GOES-13 10.7 µm "IR window channel" images + cloud-to-ground lightning strikes

A more detailed view of the storm’s cloud structures could be seen by examining a series of 1-km resolution MODIS 11.0 µm and POES AVHRR 10.8 µm “IR window channel” images (below). An overlay of the 12 UTC HPC-analyzed surface fronts and surface pressure on the 11:16 UTC POES AVHRR IR image showed that the center of the storm system was located over central Iowa at that time.

MODIS 11.0 µm and POES AVHRR 10.8 µm "IR window channel" images

MODIS 11.0 µm and POES AVHRR 10.8 µm "IR window channel" images

A 1-km resolution MODIS false-color Red/Green/Blue (RGB) image (below) showed the beginning portion of the heavy snow swath, which was stretching from southeastern Nebraska (where as much as 4.0 inches was reported at Gretna) into southwestern Iowa as the main cloud deck associated with the storm system began clear out over that region.
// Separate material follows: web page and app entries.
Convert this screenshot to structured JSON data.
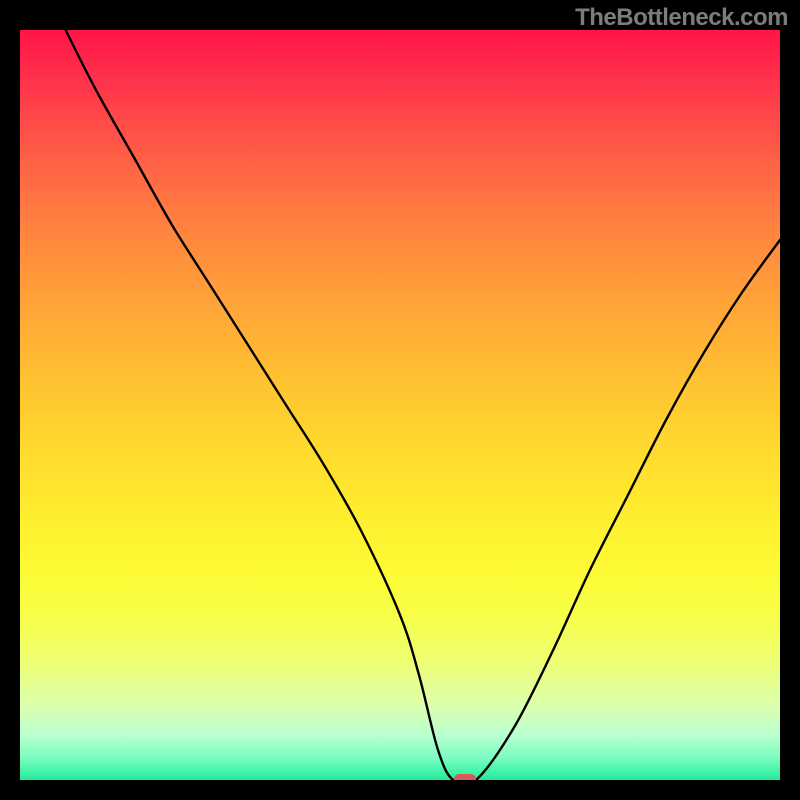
{
  "watermark": "TheBottleneck.com",
  "chart_data": {
    "type": "line",
    "title": "",
    "xlabel": "",
    "ylabel": "",
    "xlim": [
      0,
      100
    ],
    "ylim": [
      0,
      100
    ],
    "grid": false,
    "series": [
      {
        "name": "curve",
        "x": [
          6,
          10,
          15,
          20,
          25,
          30,
          35,
          40,
          45,
          50,
          52.5,
          55,
          57,
          60,
          65,
          70,
          75,
          80,
          85,
          90,
          95,
          100
        ],
        "values": [
          100,
          92,
          83,
          74,
          66,
          58,
          50,
          42,
          33,
          22,
          14,
          4,
          0,
          0,
          7,
          17,
          28,
          38,
          48,
          57,
          65,
          72
        ]
      }
    ],
    "marker": {
      "x": 58.5,
      "y": 0
    },
    "gradient_colors": {
      "top": "#ff1547",
      "mid": "#ffe32e",
      "bottom": "#27e79a"
    }
  }
}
In this false-color RGB image (created using the MODIS 0.65 µm “visible channel” image as the Red, and the MODIS 2.1 µm “snow/ice channel” image as the Green and Blue components), the deeper snow cover shows up as the darker red features.

MODIS false-color Red/Green/Blue (RGB) image

MODIS false-color Red/Green/Blue (RGB) image

========== 15 NOVEMBER UPDATE ==========

There was enough of a break in the clouds on 15 November to get a nice view of the southern portion of the swath of snow cover that stretched from Iowa into southern Minnesota — on the comparison of MODIS false-color RGB images at 17:35 UTC and 19:17 UTC  (below), the snow cover again appears as the darker red feature (in contrast to the brighter supercooled water droplet clouds, and the lighter pink ice crystal clouds).

MODIS false-color Red/Green/Blue (RGB) images

MODIS false-color Red/Green/Blue (RGB) images